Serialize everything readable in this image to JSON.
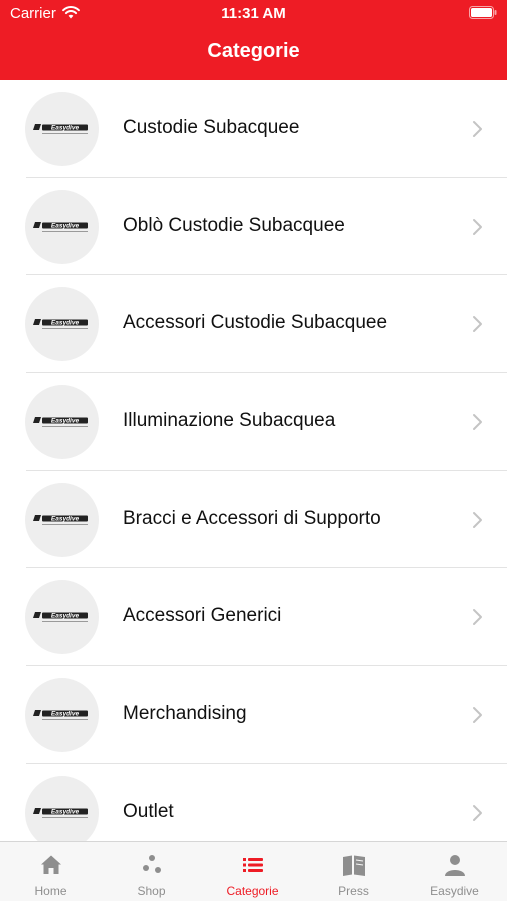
{
  "status_bar": {
    "carrier": "Carrier",
    "time": "11:31 AM"
  },
  "nav": {
    "title": "Categorie"
  },
  "brand": {
    "logo_text": "Easydive"
  },
  "categories": [
    {
      "label": "Custodie Subacquee"
    },
    {
      "label": "Oblò Custodie Subacquee"
    },
    {
      "label": "Accessori Custodie Subacquee"
    },
    {
      "label": "Illuminazione Subacquea"
    },
    {
      "label": "Bracci e Accessori di Supporto"
    },
    {
      "label": "Accessori Generici"
    },
    {
      "label": "Merchandising"
    },
    {
      "label": "Outlet"
    }
  ],
  "tabbar": {
    "items": [
      {
        "label": "Home",
        "icon": "home-icon"
      },
      {
        "label": "Shop",
        "icon": "shop-icon"
      },
      {
        "label": "Categorie",
        "icon": "list-icon",
        "active": true
      },
      {
        "label": "Press",
        "icon": "book-icon"
      },
      {
        "label": "Easydive",
        "icon": "person-icon"
      }
    ]
  },
  "colors": {
    "accent": "#ee1c25",
    "inactive": "#8e8e8e",
    "separator": "#e3e3e3"
  }
}
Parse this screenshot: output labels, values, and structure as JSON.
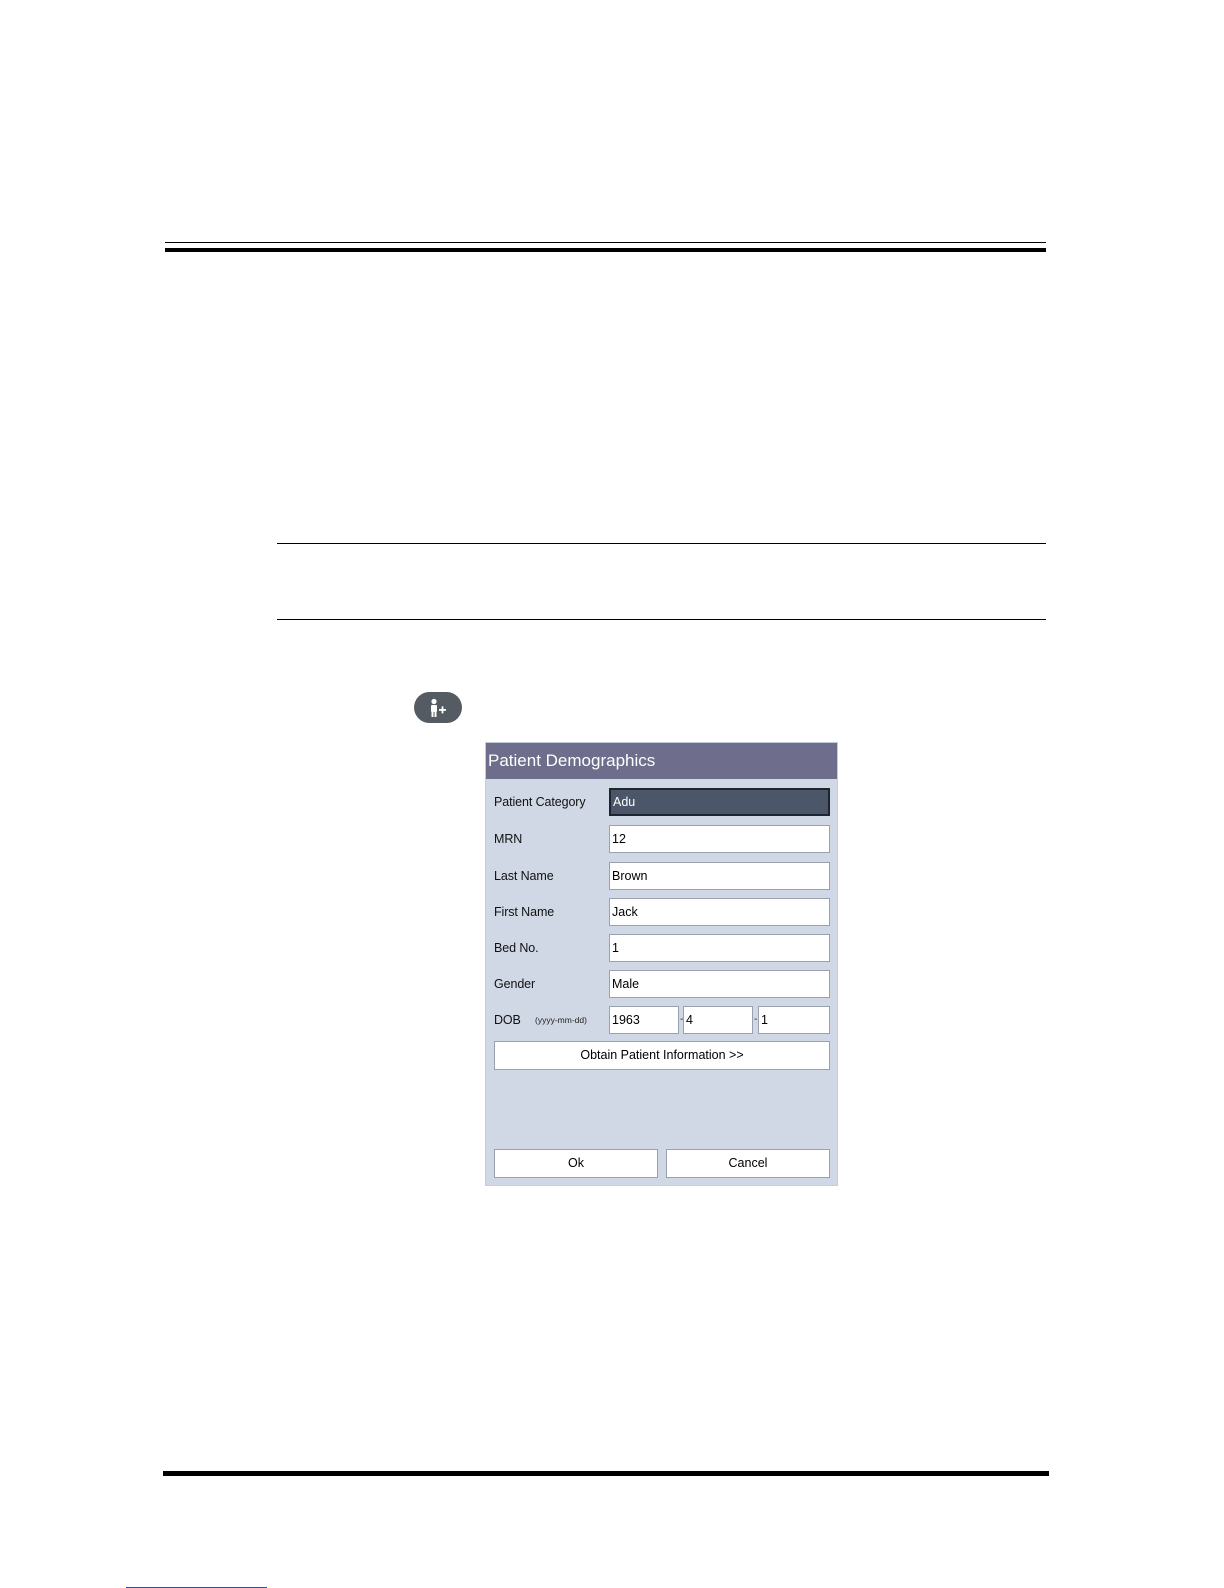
{
  "dialog": {
    "title": "Patient Demographics",
    "fields": [
      {
        "label": "Patient Category",
        "value": "Adu"
      },
      {
        "label": "MRN",
        "value": "12"
      },
      {
        "label": "Last Name",
        "value": "Brown"
      },
      {
        "label": "First Name",
        "value": "Jack"
      },
      {
        "label": "Bed No.",
        "value": "1"
      },
      {
        "label": "Gender",
        "value": "Male"
      }
    ],
    "dob": {
      "label": "DOB",
      "format": "(yyyy-mm-dd)",
      "year": "1963",
      "month": "4",
      "day": "1",
      "separator": "-"
    },
    "obtain_button": "Obtain Patient Information >>",
    "ok_button": "Ok",
    "cancel_button": "Cancel"
  },
  "icons": {
    "admit_patient": "person-plus-icon"
  },
  "colors": {
    "title_bar": "#6e6e8c",
    "dialog_bg": "#d0d8e6",
    "selected_field": "#4b5669",
    "icon_button": "#555b63"
  }
}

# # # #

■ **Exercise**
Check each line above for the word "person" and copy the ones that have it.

■ **Completed exercise**
        "icon": "person-icon"
    "admit_patient": "person-plus-icon"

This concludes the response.